### [EXERCISE DIRECTIONS]
Line tally for the word "time": count the lines below that contain it and reply with the number alone.

### [GIVEN INFORMATION]
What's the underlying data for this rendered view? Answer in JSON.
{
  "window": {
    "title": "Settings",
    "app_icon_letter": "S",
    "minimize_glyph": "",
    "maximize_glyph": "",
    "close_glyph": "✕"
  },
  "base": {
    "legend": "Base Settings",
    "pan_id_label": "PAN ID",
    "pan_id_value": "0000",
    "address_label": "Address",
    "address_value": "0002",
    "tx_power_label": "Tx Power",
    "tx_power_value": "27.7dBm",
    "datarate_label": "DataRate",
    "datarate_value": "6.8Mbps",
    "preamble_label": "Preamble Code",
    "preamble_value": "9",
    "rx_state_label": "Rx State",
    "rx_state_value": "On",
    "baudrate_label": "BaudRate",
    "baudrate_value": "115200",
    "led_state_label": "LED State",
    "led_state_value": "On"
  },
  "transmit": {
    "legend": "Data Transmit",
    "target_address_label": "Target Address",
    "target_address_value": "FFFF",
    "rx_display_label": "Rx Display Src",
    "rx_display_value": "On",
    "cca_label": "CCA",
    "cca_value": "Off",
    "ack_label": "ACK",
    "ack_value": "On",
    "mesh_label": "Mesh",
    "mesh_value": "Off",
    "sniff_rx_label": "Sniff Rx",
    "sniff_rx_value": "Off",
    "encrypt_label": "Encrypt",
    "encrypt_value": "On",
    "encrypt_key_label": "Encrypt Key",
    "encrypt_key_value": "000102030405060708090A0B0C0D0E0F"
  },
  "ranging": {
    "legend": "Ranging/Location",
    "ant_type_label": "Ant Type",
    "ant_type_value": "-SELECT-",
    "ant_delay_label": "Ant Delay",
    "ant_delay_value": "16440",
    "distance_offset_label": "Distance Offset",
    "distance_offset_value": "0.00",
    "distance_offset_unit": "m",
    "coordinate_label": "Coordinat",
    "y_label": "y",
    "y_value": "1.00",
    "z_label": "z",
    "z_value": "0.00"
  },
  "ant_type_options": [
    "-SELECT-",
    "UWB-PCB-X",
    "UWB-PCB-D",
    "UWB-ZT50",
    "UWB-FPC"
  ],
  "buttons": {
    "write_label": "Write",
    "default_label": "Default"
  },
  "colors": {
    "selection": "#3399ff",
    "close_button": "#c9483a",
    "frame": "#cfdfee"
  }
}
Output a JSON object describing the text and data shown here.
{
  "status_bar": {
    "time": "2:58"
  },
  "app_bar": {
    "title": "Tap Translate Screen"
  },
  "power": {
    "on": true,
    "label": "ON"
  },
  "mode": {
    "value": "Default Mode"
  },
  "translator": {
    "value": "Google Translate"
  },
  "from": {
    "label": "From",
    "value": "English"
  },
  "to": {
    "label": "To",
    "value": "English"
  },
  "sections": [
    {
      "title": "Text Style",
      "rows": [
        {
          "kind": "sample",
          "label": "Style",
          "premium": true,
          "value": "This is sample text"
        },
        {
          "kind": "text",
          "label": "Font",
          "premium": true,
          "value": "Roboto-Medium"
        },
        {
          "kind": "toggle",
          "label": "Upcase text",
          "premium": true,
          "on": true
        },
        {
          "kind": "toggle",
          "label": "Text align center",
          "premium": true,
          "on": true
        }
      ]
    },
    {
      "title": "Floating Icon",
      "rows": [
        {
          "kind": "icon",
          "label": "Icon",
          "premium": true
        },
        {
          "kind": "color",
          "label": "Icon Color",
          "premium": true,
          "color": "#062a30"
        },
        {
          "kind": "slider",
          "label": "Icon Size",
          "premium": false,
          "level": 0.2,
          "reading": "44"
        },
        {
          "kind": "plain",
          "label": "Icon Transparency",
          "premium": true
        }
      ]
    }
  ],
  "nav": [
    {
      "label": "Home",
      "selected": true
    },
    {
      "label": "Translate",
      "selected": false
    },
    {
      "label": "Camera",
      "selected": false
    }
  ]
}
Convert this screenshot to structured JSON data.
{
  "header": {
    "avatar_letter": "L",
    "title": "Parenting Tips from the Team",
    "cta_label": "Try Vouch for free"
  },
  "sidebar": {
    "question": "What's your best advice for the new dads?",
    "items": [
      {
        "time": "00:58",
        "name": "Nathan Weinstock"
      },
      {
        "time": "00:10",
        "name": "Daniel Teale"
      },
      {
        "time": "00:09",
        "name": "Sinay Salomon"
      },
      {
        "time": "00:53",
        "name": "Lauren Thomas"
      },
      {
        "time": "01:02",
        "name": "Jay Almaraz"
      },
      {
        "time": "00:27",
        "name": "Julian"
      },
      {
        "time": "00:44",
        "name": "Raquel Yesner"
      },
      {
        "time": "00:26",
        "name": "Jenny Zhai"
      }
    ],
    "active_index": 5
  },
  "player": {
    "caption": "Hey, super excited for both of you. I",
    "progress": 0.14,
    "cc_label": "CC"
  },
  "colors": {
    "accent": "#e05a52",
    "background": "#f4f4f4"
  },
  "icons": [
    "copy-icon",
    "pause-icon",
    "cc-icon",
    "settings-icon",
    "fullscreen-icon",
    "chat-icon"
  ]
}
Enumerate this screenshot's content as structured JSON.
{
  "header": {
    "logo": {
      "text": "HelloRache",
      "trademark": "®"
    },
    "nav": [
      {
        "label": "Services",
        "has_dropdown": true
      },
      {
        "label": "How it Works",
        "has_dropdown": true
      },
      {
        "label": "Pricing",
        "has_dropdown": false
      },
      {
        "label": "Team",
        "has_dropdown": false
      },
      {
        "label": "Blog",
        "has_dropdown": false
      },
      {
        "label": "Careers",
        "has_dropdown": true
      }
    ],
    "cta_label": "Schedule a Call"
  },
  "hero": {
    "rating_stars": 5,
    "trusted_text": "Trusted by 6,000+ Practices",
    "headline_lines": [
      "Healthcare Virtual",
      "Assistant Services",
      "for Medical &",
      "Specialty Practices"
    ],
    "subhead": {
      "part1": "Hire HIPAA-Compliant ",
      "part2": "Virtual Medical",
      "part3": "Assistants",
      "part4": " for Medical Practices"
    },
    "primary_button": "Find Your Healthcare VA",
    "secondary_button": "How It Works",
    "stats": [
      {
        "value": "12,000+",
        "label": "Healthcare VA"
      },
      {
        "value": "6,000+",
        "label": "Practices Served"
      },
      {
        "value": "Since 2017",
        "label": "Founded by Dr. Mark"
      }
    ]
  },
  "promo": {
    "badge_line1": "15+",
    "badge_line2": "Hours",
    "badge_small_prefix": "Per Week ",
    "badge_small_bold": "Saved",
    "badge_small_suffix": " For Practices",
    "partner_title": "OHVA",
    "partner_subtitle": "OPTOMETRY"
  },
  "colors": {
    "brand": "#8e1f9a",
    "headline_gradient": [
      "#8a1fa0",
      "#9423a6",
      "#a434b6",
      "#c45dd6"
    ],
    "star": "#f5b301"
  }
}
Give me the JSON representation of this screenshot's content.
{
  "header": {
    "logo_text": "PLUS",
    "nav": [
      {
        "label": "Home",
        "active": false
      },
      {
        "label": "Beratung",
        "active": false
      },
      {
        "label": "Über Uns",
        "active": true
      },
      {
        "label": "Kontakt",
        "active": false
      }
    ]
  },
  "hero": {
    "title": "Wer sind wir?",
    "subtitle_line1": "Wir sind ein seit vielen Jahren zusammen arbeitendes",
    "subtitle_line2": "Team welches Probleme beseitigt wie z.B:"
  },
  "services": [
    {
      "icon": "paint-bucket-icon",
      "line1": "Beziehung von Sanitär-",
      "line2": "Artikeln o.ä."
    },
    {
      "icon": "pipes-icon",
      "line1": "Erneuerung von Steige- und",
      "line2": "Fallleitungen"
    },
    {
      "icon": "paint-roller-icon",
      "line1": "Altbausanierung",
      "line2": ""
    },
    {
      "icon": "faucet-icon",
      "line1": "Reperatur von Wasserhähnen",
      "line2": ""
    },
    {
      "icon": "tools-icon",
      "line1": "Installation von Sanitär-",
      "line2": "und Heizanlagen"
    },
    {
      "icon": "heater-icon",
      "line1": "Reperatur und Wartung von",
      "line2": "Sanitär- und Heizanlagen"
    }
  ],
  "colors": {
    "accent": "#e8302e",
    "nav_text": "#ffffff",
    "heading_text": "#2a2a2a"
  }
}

### [OUTPUT OF THE EXERCISE]
9